*GOAL OF THE EXERCISE*.
Repeat every entry word for word, skipping the pictures.

(Collected data)
+++

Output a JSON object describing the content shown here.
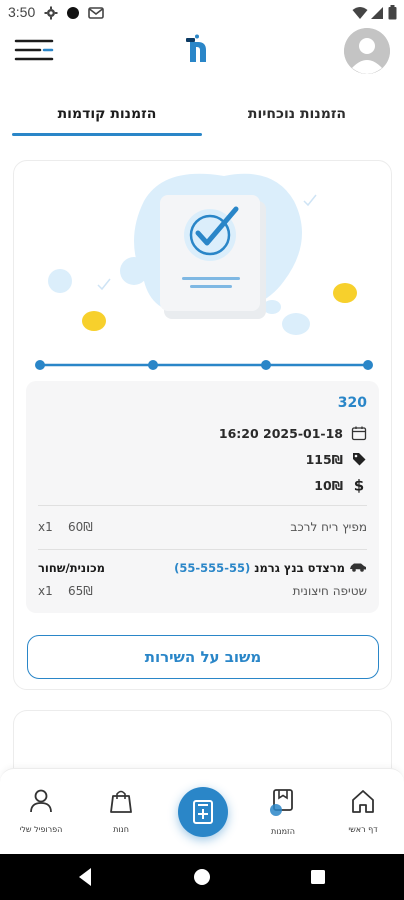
{
  "status_bar": {
    "time": "3:50"
  },
  "header": {
    "menu_icon": "menu-lines-icon",
    "logo_icon": "app-logo-icon",
    "avatar_icon": "user-avatar-icon"
  },
  "tabs": [
    {
      "label": "הזמנות נוכחיות",
      "active": false
    },
    {
      "label": "הזמנות קודמות",
      "active": true
    }
  ],
  "order": {
    "number": "320",
    "datetime": "2025-01-18 16:20",
    "subtotal": "115₪",
    "tip": "10₪",
    "services": [
      {
        "name": "מפיץ ריח לרכב",
        "price": "60₪",
        "qty": "x1"
      }
    ],
    "car": {
      "name": "מרצדס בנץ גרמנ",
      "phone": "(55-555-55)",
      "type": "מכונית/שחור"
    },
    "car_services": [
      {
        "name": "שטיפה חיצונית",
        "price": "65₪",
        "qty": "x1"
      }
    ],
    "feedback_label": "משוב על השירות"
  },
  "bottom_nav": [
    {
      "label": "דף ראשי",
      "icon": "home-icon"
    },
    {
      "label": "הזמנות",
      "icon": "orders-icon"
    },
    {
      "label": "חנות",
      "icon": "shopping-bag-icon"
    },
    {
      "label": "הפרופיל שלי",
      "icon": "profile-icon"
    }
  ],
  "colors": {
    "accent": "#2a86c8",
    "accent_light": "#dbeefb",
    "yellow": "#f7d02c"
  }
}
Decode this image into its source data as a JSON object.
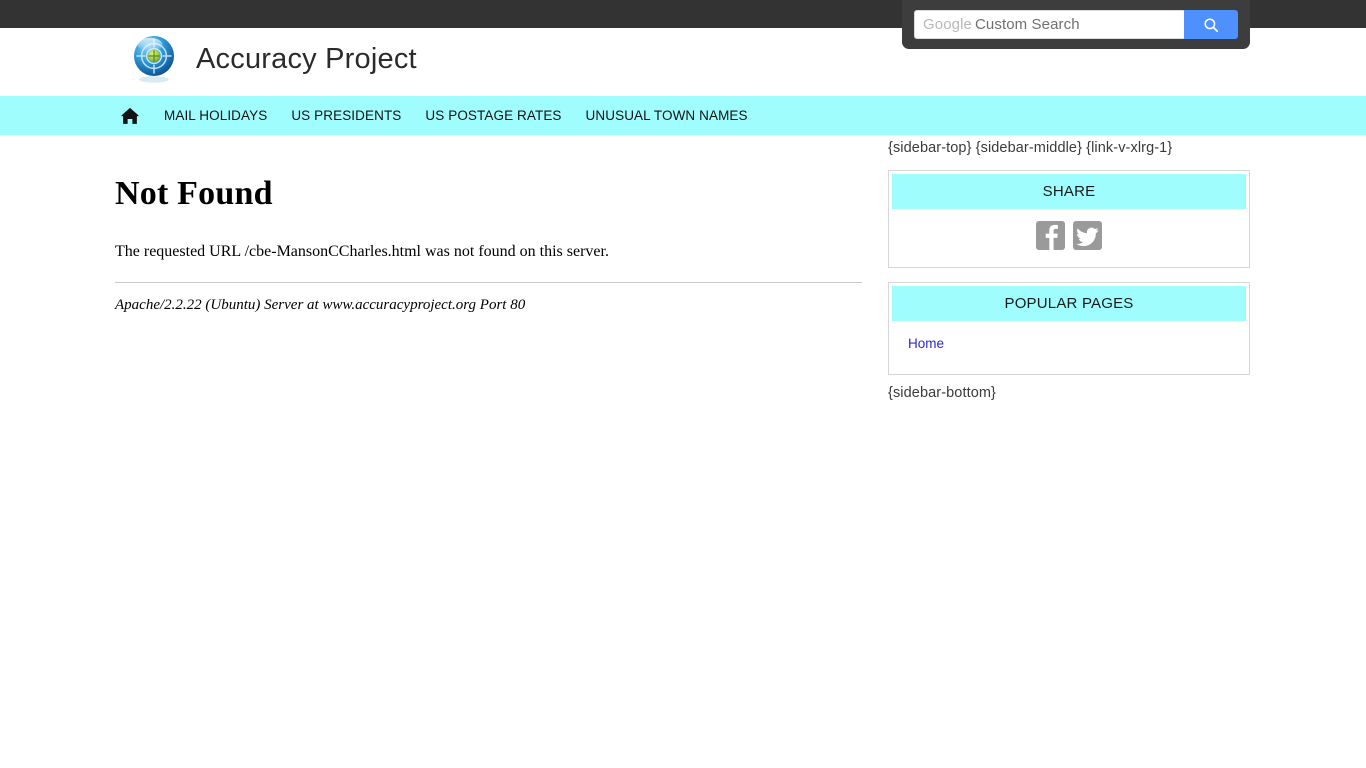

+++

*ANSWER FOR THIS EXERCISE*.
Output a JSON object describing the content shown here.
{
  "status_bar": {
    "time": "3:50"
  },
  "header": {
    "menu_icon": "menu-lines-icon",
    "logo_icon": "app-logo-icon",
    "avatar_icon": "user-avatar-icon"
  },
  "tabs": [
    {
      "label": "הזמנות נוכחיות",
      "active": false
    },
    {
      "label": "הזמנות קודמות",
      "active": true
    }
  ],
  "order": {
    "number": "320",
    "datetime": "2025-01-18 16:20",
    "subtotal": "115₪",
    "tip": "10₪",
    "services": [
      {
        "name": "מפיץ ריח לרכב",
        "price": "60₪",
        "qty": "x1"
      }
    ],
    "car": {
      "name": "מרצדס בנץ גרמנ",
      "phone": "(55-555-55)",
      "type": "מכונית/שחור"
    },
    "car_services": [
      {
        "name": "שטיפה חיצונית",
        "price": "65₪",
        "qty": "x1"
      }
    ],
    "feedback_label": "משוב על השירות"
  },
  "bottom_nav": [
    {
      "label": "דף ראשי",
      "icon": "home-icon"
    },
    {
      "label": "הזמנות",
      "icon": "orders-icon"
    },
    {
      "label": "חנות",
      "icon": "shopping-bag-icon"
    },
    {
      "label": "הפרופיל שלי",
      "icon": "profile-icon"
    }
  ],
  "colors": {
    "accent": "#2a86c8",
    "accent_light": "#dbeefb",
    "yellow": "#f7d02c"
  }
}
Decode this image into its source data as a JSON object.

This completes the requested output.